Premier accused of using COVID to hide political agenda
The State Government has been accused of using the COVID-19 pandemic as a smokescreen to push the ALP's political gun agenda.
Katter's Australian Party leader Robbie Katter claimed a Right To Information document relating to the sudden closure of the state's gunshops in March contained proof the government was making decisions based on political and ideological whims, as opposed to sound medical advice or best practice procedures.
"This document makes it very clear these decisions were made by people with no expertise in the area and were not related to public health concerns at all," the Member for Traeger said.
"The people who made these decisions were so incompetent that police officers were not able to buy ammunition to do their jobs."
Mr Katter said on the same day the Premier forced people to queue in line to vote in the local government elections (March 28) the government decided to close gun shops.
He said the documents showed the decision was made, not because it was unsafe because of the COVID-19 threat, but because of concerns about the heightened anxiety some in the community might experience.
Mr Katter said the decision limited the ability of police, ADF and security personnel to access weapons, prevented licensed firearm owners like farmers from conducting pest control and protecting stock and immediately crippled the national industry, including small businesses.
Mr Katter's comments come as criticism mounts for Premier Annastacia Palaszczuk's refusal to budge on hard border closures, which are being described as "sabre-rattling" and "electioneering" and not for the safety of Queenslanders as claimed.
The Gold Coast Central Chamber of Commerce president Martin Hall said confusion was rife among business owners about the road out of border closures.

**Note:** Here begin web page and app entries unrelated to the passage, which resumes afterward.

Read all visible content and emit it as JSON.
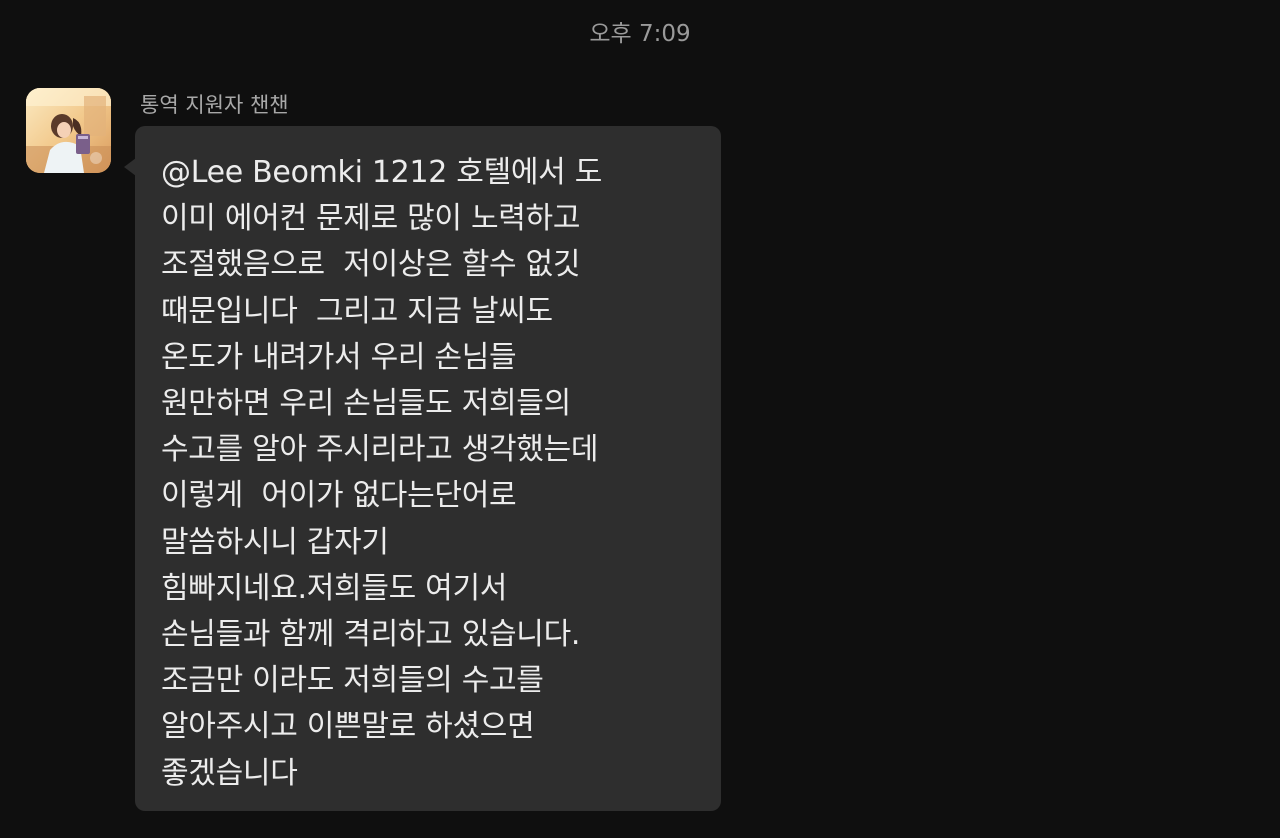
{
  "timestamp": "오후 7:09",
  "message": {
    "sender": "통역 지원자 챈챈",
    "avatar": "avatar-girl-reading",
    "lines": [
      "@Lee Beomki 1212 호텔에서 도",
      "이미 에어컨 문제로 많이 노력하고",
      "조절했음으로  저이상은 할수 없깃",
      "때문입니다  그리고 지금 날씨도",
      "온도가 내려가서 우리 손님들",
      "원만하면 우리 손님들도 저희들의",
      "수고를 알아 주시리라고 생각했는데",
      "이렇게  어이가 없다는단어로",
      "말씀하시니 갑자기",
      "힘빠지네요.저희들도 여기서",
      "손님들과 함께 격리하고 있습니다.",
      "조금만 이라도 저희들의 수고를",
      "알아주시고 이쁜말로 하셨으면",
      "좋겠습니다"
    ]
  },
  "colors": {
    "background": "#0f0f0f",
    "bubble": "#2e2e2e",
    "text": "#ececec",
    "meta_text": "#9a9a9a"
  }
}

"We still don't have a good plan. We've got electioneering getting in the way," Mr Hall said.
Last week it was announced the state government has set up a special unit to look at the hardship cases in northern NSW where people with urgent medical needs have been unable to access specialist care across the border.
This was on the back of stories of medical heartbreak resulting from the border closures.
At the same time the Premier was under fire for her decision to allow hundreds of AFL officials to cross the border ahead of the upcoming AFL grand final which will be played in Brisbane in October.
Ms Palaszczuk has said the "health of Queenslanders is our No. 1 priority and we don't take these safety measures lightly".
She said the Economic Recovery Plan was "the most comprehensive".
Mr Katter, whose brother-in-law Robert Nioa is the president of the Firearm Dealers Association of Queensland, claimed the closure of the state's gun shops had nothing to do with controlling COVID-19.
He said it was clear from the documents that the decisions were made on political factors and not genuine medical advice.
"It's not good enough, and it has to stop. The COVID-19 crisis is real and must be addressed - but it should not be an opportunity for the government to exploit the goodwill of Queenslanders by using the virus to pursue hidden agendas."
Mr Nioa's business, NIOA, is one of the nation's largest providers of arms and ammunition, supplying to the Australian Defence Force and Victoria Police.
Originally published as Premier accused of using COVID to hide political agenda